Divorce is often hardest on children, who may feel a lack of control over what happens in their life. After living with both parents for years, it can be devastating to suddenly watch as your home is split into two. Younger children may be confused regarding what divorce even means, and older children may become resentful about the changes that occur in their life. Being aware of your child’s emotional response to the divorce helps you to enact these four strategies that help them process what is happening in positive ways.
Keep Communication Open
Once a divorce is inevitable, most parents sit their child down to have an honest discussion about the future. This is a great way to start off your child’s awareness of the divorce, but it is also important to make it clear that this is not the only and final conversation. During this talk, let your child know that you and the other parent are open to hearing about how the child feels as things progress. Let him or her know that no question is too silly or small to ask, and try your best to respond to each one with understanding. Allowing your child to vent emotions and ask questions helps you stay on top of any new issues that arise.
Seek Help from a Therapist
In some cases, you may not be able to work through this process on your own. Your child may need to talk to another trusted adult, and collaborative therapy provides children with a safe outlet for figuring out how to process their emotions. You can participate in this type of therapy as a family, or your child can attend individual sessions. Either way, giving your child a professional therapist to work with adds new coping strategies to his or her tool kit that helps him or her make it through the transition to having two parents living in different houses.
Be Honest About What Will Happen
You need to establish trust right now, and that means being honest. Your child will naturally have questions about the future such as where he or she will live, how overnight visits will work, and if he or she will have to change schools. If you already know the answers for sure, then tell your child the truth. It is also okay to tell your child that certain things are not decided yet as long as you are willing to communicate once they are decided.
Continue to Check in with Your Child
Your child still needs your support as he or she continues to work through the process of accepting the divorce. Be sure to ask your child how he or she is doing from time to time. Since some children may not reach out, you also need to watch for signs that he or she may be struggling, such as having trouble in school or having a sudden change in friends.

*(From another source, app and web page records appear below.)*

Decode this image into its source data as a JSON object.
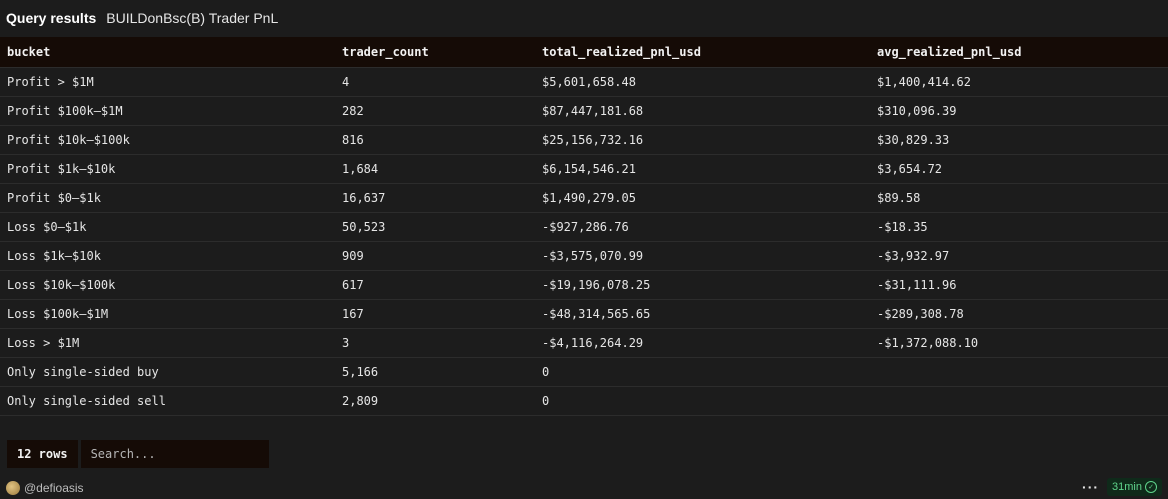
{
  "header": {
    "title": "Query results",
    "subtitle": "BUILDonBsc(B) Trader PnL"
  },
  "table": {
    "columns": [
      "bucket",
      "trader_count",
      "total_realized_pnl_usd",
      "avg_realized_pnl_usd"
    ],
    "rows": [
      [
        "Profit > $1M",
        "4",
        "$5,601,658.48",
        "$1,400,414.62"
      ],
      [
        "Profit $100k–$1M",
        "282",
        "$87,447,181.68",
        "$310,096.39"
      ],
      [
        "Profit $10k–$100k",
        "816",
        "$25,156,732.16",
        "$30,829.33"
      ],
      [
        "Profit $1k–$10k",
        "1,684",
        "$6,154,546.21",
        "$3,654.72"
      ],
      [
        "Profit $0–$1k",
        "16,637",
        "$1,490,279.05",
        "$89.58"
      ],
      [
        "Loss $0–$1k",
        "50,523",
        "-$927,286.76",
        "-$18.35"
      ],
      [
        "Loss $1k–$10k",
        "909",
        "-$3,575,070.99",
        "-$3,932.97"
      ],
      [
        "Loss $10k–$100k",
        "617",
        "-$19,196,078.25",
        "-$31,111.96"
      ],
      [
        "Loss $100k–$1M",
        "167",
        "-$48,314,565.65",
        "-$289,308.78"
      ],
      [
        "Loss > $1M",
        "3",
        "-$4,116,264.29",
        "-$1,372,088.10"
      ],
      [
        "Only single-sided buy",
        "5,166",
        "0",
        ""
      ],
      [
        "Only single-sided sell",
        "2,809",
        "0",
        ""
      ]
    ]
  },
  "footer": {
    "rows_label": "12 rows",
    "search_placeholder": "Search..."
  },
  "bottom": {
    "author": "@defioasis",
    "more_icon": "more-horizontal-icon",
    "more_glyph": "···",
    "freshness": "31min",
    "freshness_icon": "check-circle-icon",
    "freshness_color": "#5fd38b"
  }
}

As you help your family navigate their way through this challenging time, remember that things can change rapidly regarding your child’s mindset. Be willing to reach out to your support system if you find that you or your child is struggling. By being proactive, you can make sure that your child emerges from the divorce stronger and with the knowledge that he or she has your support.
Brooke Chaplan is a freelance writer and blogger. She lives and works out of her home in Los Lunas, New Mexico. She loves the outdoors and spends most of her time hiking, biking, and gardening. She recommends for businesses to look into IT consultant companies near them. For more information, contact Brooke via Facebook at facebook.com/brooke.chaplan or Twitter @BrookeChaplan